Instead of fighting for the American people, he launched a series of wars, the planning and rationale for which President Bush hid from the American people, but---curiously--he shared in great detail with the heads of large American corporations whose former board members had top positions in the Bush Administration. When the initial rationale for these wars was discovered to be questionable, rather than discussing the war with the American people, President Bush employed media experts too sell war to the American public. The American public would have supported any number of security measures that involved using the US military to protect the country following September 11. The entire nation would have united behind President Bush if they had only understood and been included in the discussion.
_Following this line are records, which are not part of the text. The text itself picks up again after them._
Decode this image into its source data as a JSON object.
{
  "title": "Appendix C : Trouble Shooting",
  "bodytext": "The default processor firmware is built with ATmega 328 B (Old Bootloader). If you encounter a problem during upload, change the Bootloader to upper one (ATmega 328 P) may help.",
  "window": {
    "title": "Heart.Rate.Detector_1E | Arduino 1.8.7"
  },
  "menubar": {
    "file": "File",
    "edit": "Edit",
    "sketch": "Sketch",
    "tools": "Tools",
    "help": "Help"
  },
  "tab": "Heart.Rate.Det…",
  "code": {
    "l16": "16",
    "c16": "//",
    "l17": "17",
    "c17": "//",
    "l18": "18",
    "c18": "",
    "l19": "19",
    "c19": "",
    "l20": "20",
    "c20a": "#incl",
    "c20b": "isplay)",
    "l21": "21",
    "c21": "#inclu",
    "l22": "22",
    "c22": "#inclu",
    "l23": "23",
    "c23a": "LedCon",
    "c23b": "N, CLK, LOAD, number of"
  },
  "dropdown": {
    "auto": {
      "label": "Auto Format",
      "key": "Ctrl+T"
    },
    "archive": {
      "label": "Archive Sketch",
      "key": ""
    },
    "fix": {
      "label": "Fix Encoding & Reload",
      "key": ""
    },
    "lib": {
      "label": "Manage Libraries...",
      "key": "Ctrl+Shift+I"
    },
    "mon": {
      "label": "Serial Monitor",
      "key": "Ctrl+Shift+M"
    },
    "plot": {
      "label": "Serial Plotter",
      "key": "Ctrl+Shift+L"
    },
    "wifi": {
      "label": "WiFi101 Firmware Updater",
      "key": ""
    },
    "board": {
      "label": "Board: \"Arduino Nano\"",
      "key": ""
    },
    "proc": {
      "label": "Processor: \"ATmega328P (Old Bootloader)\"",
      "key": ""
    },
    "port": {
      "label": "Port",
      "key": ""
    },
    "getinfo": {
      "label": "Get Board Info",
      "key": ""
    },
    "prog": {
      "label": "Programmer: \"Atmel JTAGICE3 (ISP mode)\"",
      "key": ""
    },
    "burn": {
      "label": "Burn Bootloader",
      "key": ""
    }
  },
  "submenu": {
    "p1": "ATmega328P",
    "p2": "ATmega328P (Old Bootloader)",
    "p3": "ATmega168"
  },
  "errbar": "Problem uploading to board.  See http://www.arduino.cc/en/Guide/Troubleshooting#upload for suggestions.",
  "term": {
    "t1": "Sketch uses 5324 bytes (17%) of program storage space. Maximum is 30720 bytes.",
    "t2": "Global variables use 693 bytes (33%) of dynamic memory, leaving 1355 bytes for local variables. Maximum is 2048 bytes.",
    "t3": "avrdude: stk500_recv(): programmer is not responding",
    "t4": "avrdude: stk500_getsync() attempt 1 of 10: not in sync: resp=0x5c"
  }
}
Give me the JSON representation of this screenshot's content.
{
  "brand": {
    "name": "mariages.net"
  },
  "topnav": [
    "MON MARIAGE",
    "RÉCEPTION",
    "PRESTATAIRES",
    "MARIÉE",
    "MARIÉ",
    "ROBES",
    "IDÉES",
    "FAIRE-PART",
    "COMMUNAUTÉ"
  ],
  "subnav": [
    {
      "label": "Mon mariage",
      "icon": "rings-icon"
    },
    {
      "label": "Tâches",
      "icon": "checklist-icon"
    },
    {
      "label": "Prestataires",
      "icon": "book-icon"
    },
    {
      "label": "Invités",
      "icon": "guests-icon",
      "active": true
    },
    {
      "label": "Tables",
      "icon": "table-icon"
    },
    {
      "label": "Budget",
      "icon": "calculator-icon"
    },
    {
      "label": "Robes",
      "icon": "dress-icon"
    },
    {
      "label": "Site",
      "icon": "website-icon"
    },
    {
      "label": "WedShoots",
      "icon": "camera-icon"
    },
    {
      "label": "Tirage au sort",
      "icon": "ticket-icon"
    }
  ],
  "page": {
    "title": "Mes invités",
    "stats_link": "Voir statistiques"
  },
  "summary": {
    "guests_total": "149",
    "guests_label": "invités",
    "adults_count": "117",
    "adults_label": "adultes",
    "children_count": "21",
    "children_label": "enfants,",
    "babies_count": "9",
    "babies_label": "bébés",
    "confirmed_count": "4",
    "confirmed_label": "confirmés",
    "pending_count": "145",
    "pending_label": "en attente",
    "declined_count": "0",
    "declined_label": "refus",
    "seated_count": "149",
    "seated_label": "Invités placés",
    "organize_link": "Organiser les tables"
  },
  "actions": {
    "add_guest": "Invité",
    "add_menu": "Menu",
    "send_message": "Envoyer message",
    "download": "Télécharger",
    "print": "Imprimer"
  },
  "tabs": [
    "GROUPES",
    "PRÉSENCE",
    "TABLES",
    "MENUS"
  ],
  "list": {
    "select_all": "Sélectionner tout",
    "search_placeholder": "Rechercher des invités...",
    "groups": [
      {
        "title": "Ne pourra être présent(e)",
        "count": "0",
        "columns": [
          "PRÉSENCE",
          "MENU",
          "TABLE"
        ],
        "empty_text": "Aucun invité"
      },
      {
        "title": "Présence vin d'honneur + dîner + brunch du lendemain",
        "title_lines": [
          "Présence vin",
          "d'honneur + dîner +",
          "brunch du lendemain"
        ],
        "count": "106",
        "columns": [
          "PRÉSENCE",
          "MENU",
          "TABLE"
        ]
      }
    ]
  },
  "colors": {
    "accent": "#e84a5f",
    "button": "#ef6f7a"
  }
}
But instead, President Bush actively excluded Americans from the discussion unless they were Americans who were the heads of large American corporations or they were Americans who used to be the heads of large American corporations.
So, even before considering the White House campaign against homosexual Americans, many
Americans felt anxiety and concern over our present situation--anxiety and concern that seemed to be clearly explained and addressed by Loehr's sermon and by Wallace's original ideas about American Fascism.
Was it fascism? Were we already there? These questions have yet to be resolved, but they took root in those weeks following the 2004 elections, and they are still unders discussion now.
A Crucial Debate
This debate on American Fascism is not about "Bush is Hitler" rhetorical flairs that occasionally get tossed out by Senators with momentary lapses of judgement. Rather, the responses to Loehr's essay have grown into a serious, passionate and astoundingly sophisticated American conversation about the political, economic and cultural direction of this country.
The current debate on America Fascism involves Democrats and Republicans, scholars and students, old and young.
Moreover, the debate on American fascism is unfolding not on the mainstream media, but in the new center of American political engagement: on the park benches and public paths of America's Ethernet Town Square. Take a seat in any major weblog and you will hear the debate on American Fascism. Stay seated in the Etherneet Town Square long enough, and you will find yourself drawn into it.
There is every indication that the debate on American Fascism is not just an ideological bushfire, but a debate that will grow to such vast proportions that it will, soon enough, define the political identities of most Americans.
"The United States is on the path to (please check one and only one): ( ) Fascism ( ) Freedom."
Republicans will say that the debate on American Fascism is driven by " 'Democrat' hate."
Democrats will say that the debate on American Fascism is driven by " 'Neo-Con' hate."
Pull up a chair America. The next phase of American history is about to begin.
Next in Jeffrey Feldman's American Fascism Series
14 Theses Nailed to a Blog
At the core of the debate about American Fascism is a check-list definition of "14 points" that Davidson Loer cited as the core indicators of fascism. What are these 14 points and how have they defined the current debate on American Fascism?
When I was a child, my grandmother told me stories about Father Coughlin--America's so-called "radio priest" who incited violent hatred against Jews from his Detroit pulpit. When I am old, I will tell my grandchildren about the Reverend Fred Phelps, who uses the internet to incite violence against homosexuals from his Westboro Baptist Church in Topeka. What defines these political groups that use religious themes and broadcast technology to incite violence against Americans?